By Diana Pope, Staff Writer
Everyone nowadays seems to be obsessed with one thing: social media image. Social media has an undeniable presence in American society, and it is one of the most accessible commodities in the world right now. Anyone can open a Facebook account or start an Instagram — the beauty of social media is that both the lonely middle schooler and the President of the United States are able to access it. However, the easy accessibility of social media comes at a great cost: those using it are often subject to anxiety about how the world is looking at their online accounts.
In college, social media is especially important as a tool for jobs, dating, friendships and information.
Before social media, you’d have to go to a party, the local bar or a club in order to find someone to date. Now, social media and dating apps have made the process of dating “easier” on all fronts. But has it really made dating less difficult?
Now you have to worry about whether the person you’re talking to over text, Facebook, or Tinder is really who you think he or she is. For all you know, you could be meeting a kleptomaniac or codependent person over social media. People can cower behind their screens with a freshly polished selfie or a five-year old prom picture in order to hide their true character. Social media has the potential to bury a whole host of questions about the person behind the profile.
At the same time, you have to worry about whether your friends are approving of your daily Facebook statuses or Instagram posts. Whatever you do on social media will be scrutinized and judged by your audience. The new “selfie culture” has spawned a whole generation of teens and college students who are obsessed with how their image is portrayed on social media. If you’re eating dinner out with your boyfriend, the whole world has to know about it through social media. Today, people who lead “private lives” are those who don’t resort to social media for a daily update about whatever’s going on in their lives. After all, do you really have a social life if you don’t post anything on social media?

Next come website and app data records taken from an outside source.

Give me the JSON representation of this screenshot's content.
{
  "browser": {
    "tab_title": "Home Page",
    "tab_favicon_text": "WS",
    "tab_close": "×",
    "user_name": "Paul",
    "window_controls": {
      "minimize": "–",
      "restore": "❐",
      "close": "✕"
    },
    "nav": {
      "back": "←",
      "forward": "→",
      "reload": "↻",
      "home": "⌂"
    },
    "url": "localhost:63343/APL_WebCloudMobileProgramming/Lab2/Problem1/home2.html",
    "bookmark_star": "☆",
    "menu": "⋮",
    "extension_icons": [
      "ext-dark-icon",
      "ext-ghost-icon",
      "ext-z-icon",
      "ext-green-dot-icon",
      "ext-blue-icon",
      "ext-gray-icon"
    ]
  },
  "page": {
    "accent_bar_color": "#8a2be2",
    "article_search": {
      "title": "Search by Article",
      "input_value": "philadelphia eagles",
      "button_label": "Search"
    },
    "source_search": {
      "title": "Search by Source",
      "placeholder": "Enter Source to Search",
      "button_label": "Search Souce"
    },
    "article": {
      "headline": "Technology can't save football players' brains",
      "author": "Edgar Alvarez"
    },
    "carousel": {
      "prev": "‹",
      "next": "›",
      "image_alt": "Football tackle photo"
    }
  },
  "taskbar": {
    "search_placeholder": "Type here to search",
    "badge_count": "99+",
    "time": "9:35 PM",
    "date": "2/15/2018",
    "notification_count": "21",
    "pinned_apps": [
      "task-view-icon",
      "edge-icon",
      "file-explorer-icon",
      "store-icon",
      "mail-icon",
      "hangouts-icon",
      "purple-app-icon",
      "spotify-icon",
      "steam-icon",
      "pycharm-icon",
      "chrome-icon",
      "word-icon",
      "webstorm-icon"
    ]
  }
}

Social media has also transformed how everyone learns about politics in our country. Today, people can learn about the news through sensational Facebook posts or 100-character tweets. Everyone reads their own version of the news through their Facebook news feeds — whether that’s hilarious Buzzfeed articles or RightWingWatch. Social media is now the backdrop behind “true” journalism in modern society. After all, if a news story doesn’t have at least a thousand shares on social media, then it really doesn’t have any market value or veritability.
Even President Trump uses social media to disseminate his version of the news and share his daily political commentary. When you open NPR in the morning, you are almost guaranteed to find a front page news story on the President’s newest tweet. It’s true that the American public would probably still be transfixed with coffee-stained newspapers if it weren’t for social media, but at least they would be reading from sources that actually do their research.
Social media may be twenty-first century society’s most accessible convenience, but it is also our heaviest burden. Middle schoolers, college students, politicians, businessmen, even parents are all obsessed with how others look at them through the social media lenses. Social media impacts every interpersonal aspect of our life, whether you admit it or not. It is undeniably the most inconvenient convenience of modern-day society.